Defence Security Asia
Informasi Pertahanan Anda

(VIDEO) 14 of the 31 Abrams Tanks in Ukraine Destroyed by Russian Forces

(VIDEO) According to Russian military analysts, the majority of the 14 American-made M1A1SA Abrams tanks destroyed in Ukraine have been primarily targeted by Russian FPV (First Person View) and suicide drone strikes.

0 316

(DEFENCE SECURITY ASIA) — Russian military observers claim that since being deployed to the battlefields of Ukraine in February this year, 14 out of the 31 M1A1SA Abrams tanks supplied by the United States have been destroyed by Russian forces.

This means that of the 31 M1A1SA Abrams tanks supplied by the United States to the Ukrainian military, only 17 remain in the hands of Ukrainian forces.

 It appears that the American-made M1A1SA Abrams tanks have met the same fate as other Western tanks destroyed by Russian forces, such as Germany’s Leopard and the United Kingdom’s Challenger.

The extent of the destruction of Western tanks in Ukraine has led them to question the future of their own weapons systems, and whether there is still a need for armies to have main battle tanks in their orbat.

As stated by Russian military analysts, the majority of the 14 American-made M1A1SA Abrams tanks destroyed in Ukraine were due to strikes from Russian FPV (First Person View) and suicide drones.

Due to their vulnerability to Russian drone strikes, Ukraine has been forced to withdraw the Abrams tanks donated by the United States from the battlefields.

Two U.S. military officials told The Associated Press that the Abrams tanks donated by the United States cannot operate on the battlefield without being detected and ruthlessly targeted by Russian military drones.

 Russian surveillance and kamikaze drones have made it extremely difficult for Ukraine to protect the Abrams tanks, as they make it easy for Russia to detect and target these American tanks.

Due to the pervasive threat of Russian surveillance and kamikaze drones, “there are no open and wide areas where the Abrams tanks can move without being detected,” said a military official.

At this time, the Abrams tanks have been “withdrawn” from the battlefield and the United States will collaborate with Ukraine to modify tactics, said Admiral Christopher Grady, Deputy Chief of Staff of the U.S. military, who has emerged as the third official to confirm the “fate” of the Abrams tanks in Ukraine.

The Ukraine-Russia conflict is recognized as the conflict with the most extensive use of drones or unmanned assets—whether FPV drones, kamikaze drones, ISR drones, Unmanned Surface Vessels (USV), and more.
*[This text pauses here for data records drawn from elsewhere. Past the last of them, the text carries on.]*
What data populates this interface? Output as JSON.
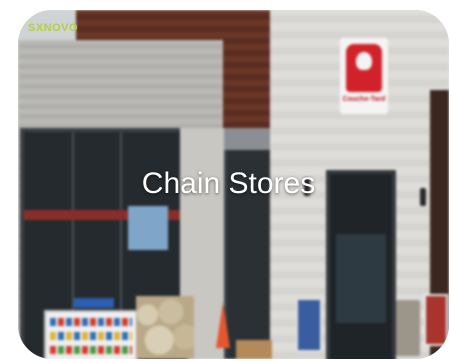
{
  "tile": {
    "title": "Chain Stores",
    "watermark": "SXNOVO",
    "store_sign": "Couche-Tard"
  },
  "colors": {
    "brand_red": "#d1222a",
    "wood": "#5a2d21",
    "watermark_green": "#b5cf3c"
  }
}
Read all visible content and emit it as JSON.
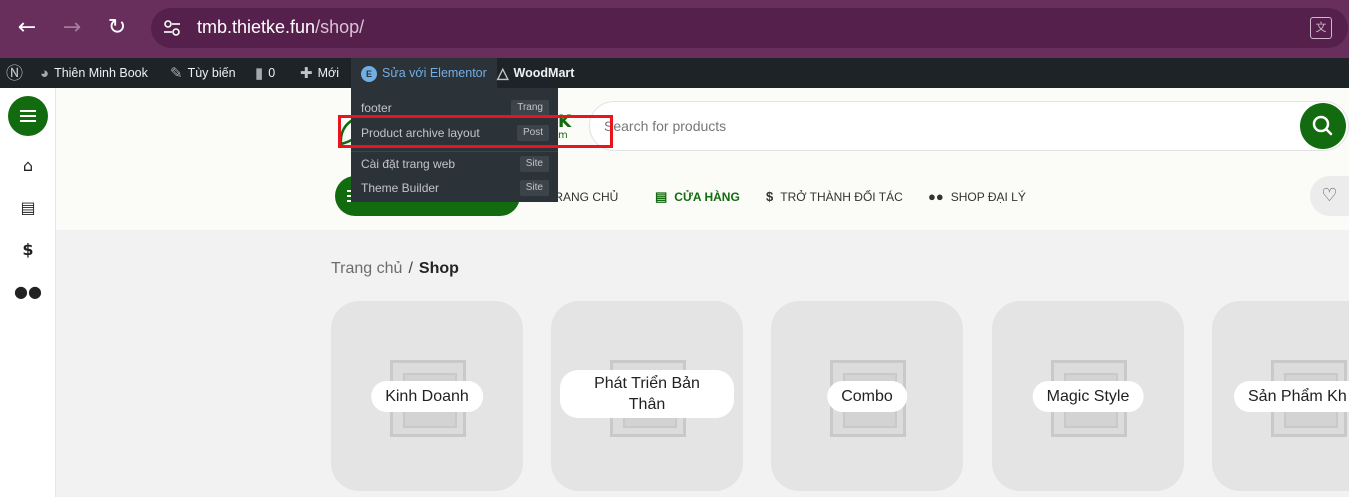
{
  "browser": {
    "url_host": "tmb.thietke.fun",
    "url_path": "/shop/",
    "back_icon": "arrow-left-icon",
    "forward_icon": "arrow-right-icon",
    "reload_icon": "reload-icon"
  },
  "admin_bar": {
    "site_name": "Thiên Minh Book",
    "customize": "Tùy biến",
    "comments_count": "0",
    "new": "Mới",
    "elementor": "Sửa với Elementor",
    "woodmart": "WoodMart"
  },
  "elementor_menu": {
    "items": [
      {
        "label": "footer",
        "badge": "Trang"
      },
      {
        "label": "Product archive layout",
        "badge": "Post"
      },
      {
        "label": "Cài đặt trang web",
        "badge": "Site"
      },
      {
        "label": "Theme Builder",
        "badge": "Site"
      }
    ]
  },
  "header": {
    "logo_text": "K",
    "logo_sub": "m",
    "search_placeholder": "Search for products",
    "nav": [
      {
        "label": "TRANG CHỦ",
        "icon": "home-icon",
        "active": false
      },
      {
        "label": "CỬA HÀNG",
        "icon": "store-icon",
        "active": true
      },
      {
        "label": "TRỞ THÀNH ĐỐI TÁC",
        "icon": "dollar-icon",
        "active": false
      },
      {
        "label": "SHOP ĐẠI LÝ",
        "icon": "users-icon",
        "active": false
      }
    ]
  },
  "breadcrumb": {
    "home": "Trang chủ",
    "separator": "/",
    "current": "Shop"
  },
  "categories": [
    {
      "label": "Kinh Doanh"
    },
    {
      "label": "Phát Triển Bản Thân"
    },
    {
      "label": "Combo"
    },
    {
      "label": "Magic Style"
    },
    {
      "label": "Sản Phẩm Kh"
    }
  ],
  "colors": {
    "brand": "#126b0f",
    "highlight": "#e8151f",
    "browser": "#682f5d",
    "admin_bar": "#1d2327"
  }
}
Last year, the United States supplied Ukraine with 31 Abrams tanks valued at US$10 million (RM45 million) each to help its military counter Russian armored attacks.
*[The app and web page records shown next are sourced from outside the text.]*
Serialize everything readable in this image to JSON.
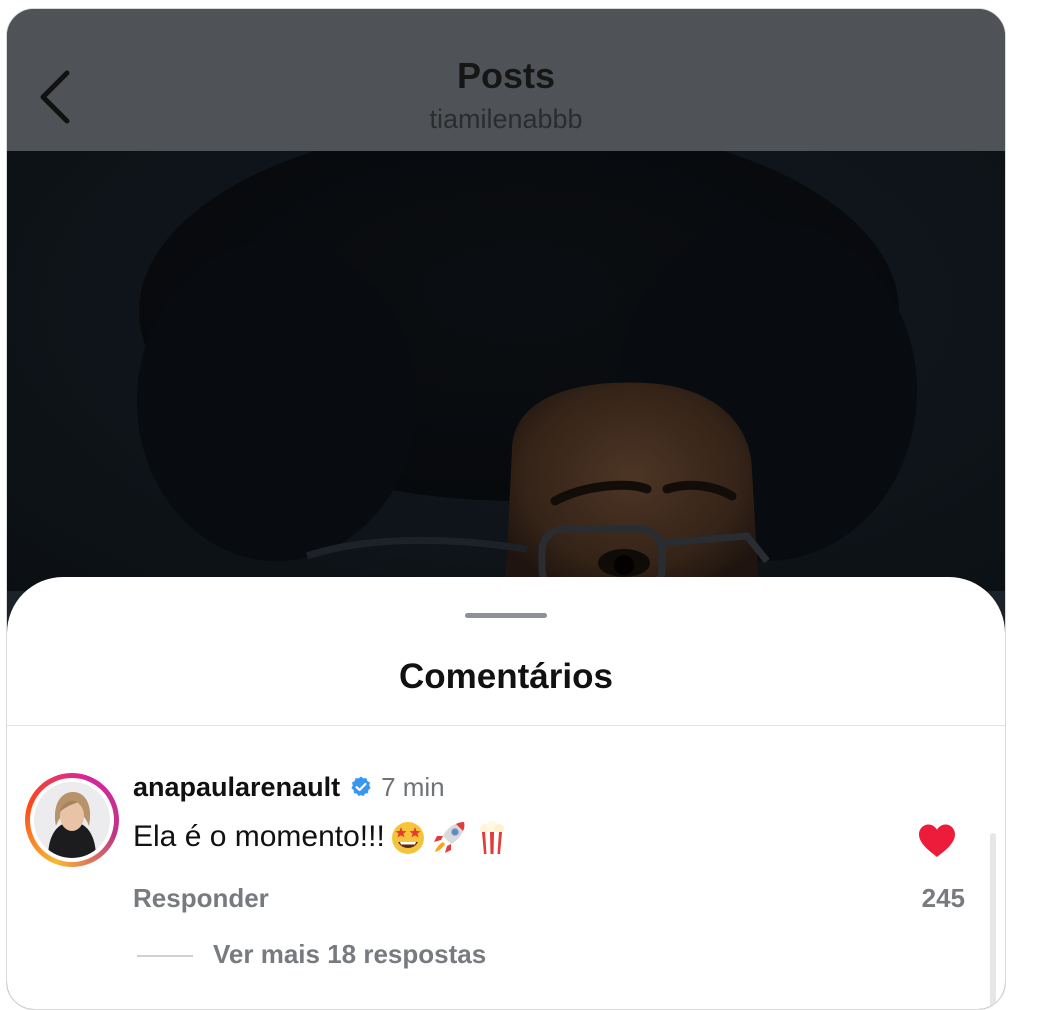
{
  "header": {
    "title": "Posts",
    "subtitle": "tiamilenabbb"
  },
  "sheet": {
    "title": "Comentários"
  },
  "comment": {
    "username": "anapaularenault",
    "verified": true,
    "time": "7 min",
    "text": "Ela é o momento!!!",
    "emojis": [
      "star-struck-emoji",
      "rocket-emoji",
      "popcorn-emoji"
    ],
    "reply_label": "Responder",
    "liked": true,
    "like_count": "245",
    "view_replies_label": "Ver mais 18 respostas"
  },
  "colors": {
    "header_bg": "#4f5357",
    "heart": "#ed1c3a",
    "verified": "#3897f0",
    "muted_text": "#777b80"
  }
}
In early March, the first M1A1 Abrams tank operated by Ukraine was confirmed destroyed, believed to be due to a strike by a Russian “Lancet” kamikaze drone in the battle area of Avdiivka.

 Reports indicate that the first Abrams tank destroyed by Russia was initially struck by a “Lancet” kamikaze drone and then a second time by a Rocket Propelled Grenade (RPG).

As early as September last year, Ukrainian military officials warned that the American-made 70-ton Abrams tanks, which are an older M1A1 variant lacking depleted uranium armor and advanced capabilities compared to the newer M1A2 variant, might not “last long” on the battlefield.

According to a report by the well-known U.S.-based television station CNN on May 29, 2024, Ukrainian crews operating the M1A1 Abrams tanks described them as tanks plagued with various issues and problems.

Among the criticisms from the Ukrainian crews operating the M1A1 Abrams tanks were technical glitches, such as electronic system failures due to condensation.

According to the crews, the temperature changes inside the M1A1 Abrams tanks can cause condensation and affect the operation of its electronic systems.

Another critical issue raised by the Abrams tank crews in Ukraine is about its armor, which they described as “insufficient” for action in modern battlefields.

“The armor is insufficient at this time. It does not protect the crew. Now is the era of drone warfare. When the tanks move, the enemy will try to target them with drones,” said a crew member of the Abrams tank, Ukrainian military with the callsign “Joker,” to CNN.

His colleague, with the callsign “Dnipro,” added that they are prime targets for Russian forces and “without sufficient armor, the crew will not be safe on the battlefield.”

Russian military analysts, meanwhile, described the Abrams tanks supplied to Ukraine by the United States as merely “empty tins.” — DSA